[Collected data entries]

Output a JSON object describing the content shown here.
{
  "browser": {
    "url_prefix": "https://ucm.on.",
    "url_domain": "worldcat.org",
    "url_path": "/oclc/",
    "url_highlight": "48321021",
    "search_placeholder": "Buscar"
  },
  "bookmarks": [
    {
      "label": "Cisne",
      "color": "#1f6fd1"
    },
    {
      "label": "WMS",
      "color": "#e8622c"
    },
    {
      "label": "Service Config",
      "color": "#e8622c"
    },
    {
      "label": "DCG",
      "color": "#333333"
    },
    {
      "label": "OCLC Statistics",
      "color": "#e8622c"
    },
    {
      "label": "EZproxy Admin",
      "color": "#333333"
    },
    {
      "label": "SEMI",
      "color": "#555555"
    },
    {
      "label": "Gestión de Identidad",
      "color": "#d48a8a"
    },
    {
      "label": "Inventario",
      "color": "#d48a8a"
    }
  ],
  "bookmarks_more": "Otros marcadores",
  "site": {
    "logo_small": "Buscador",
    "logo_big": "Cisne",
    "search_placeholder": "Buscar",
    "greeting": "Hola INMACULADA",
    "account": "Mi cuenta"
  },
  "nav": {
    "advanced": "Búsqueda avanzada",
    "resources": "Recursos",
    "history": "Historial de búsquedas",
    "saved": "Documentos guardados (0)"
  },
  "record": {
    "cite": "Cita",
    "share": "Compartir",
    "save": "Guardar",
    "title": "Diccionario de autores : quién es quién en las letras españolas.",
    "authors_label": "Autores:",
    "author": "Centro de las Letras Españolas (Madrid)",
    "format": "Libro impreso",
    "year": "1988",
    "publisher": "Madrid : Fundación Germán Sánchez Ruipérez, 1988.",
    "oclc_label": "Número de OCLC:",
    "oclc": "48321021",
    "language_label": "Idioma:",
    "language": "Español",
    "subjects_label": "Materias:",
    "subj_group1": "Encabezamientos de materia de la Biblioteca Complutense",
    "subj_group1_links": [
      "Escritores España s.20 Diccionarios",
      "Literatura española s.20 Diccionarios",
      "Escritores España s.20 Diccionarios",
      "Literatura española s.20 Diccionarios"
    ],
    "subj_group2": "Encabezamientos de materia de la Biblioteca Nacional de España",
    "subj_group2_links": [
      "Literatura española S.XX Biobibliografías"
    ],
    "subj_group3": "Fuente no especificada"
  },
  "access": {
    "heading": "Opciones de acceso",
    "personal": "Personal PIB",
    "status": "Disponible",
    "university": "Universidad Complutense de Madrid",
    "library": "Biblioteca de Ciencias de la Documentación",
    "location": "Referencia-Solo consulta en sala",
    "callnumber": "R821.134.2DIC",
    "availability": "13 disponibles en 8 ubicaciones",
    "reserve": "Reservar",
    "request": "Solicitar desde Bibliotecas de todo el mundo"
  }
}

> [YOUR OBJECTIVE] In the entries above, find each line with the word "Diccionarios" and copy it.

> [RESULT FOR THIS EXERCISE]
      "Escritores España s.20 Diccionarios",
      "Literatura española s.20 Diccionarios",
      "Escritores España s.20 Diccionarios",
      "Literatura española s.20 Diccionarios"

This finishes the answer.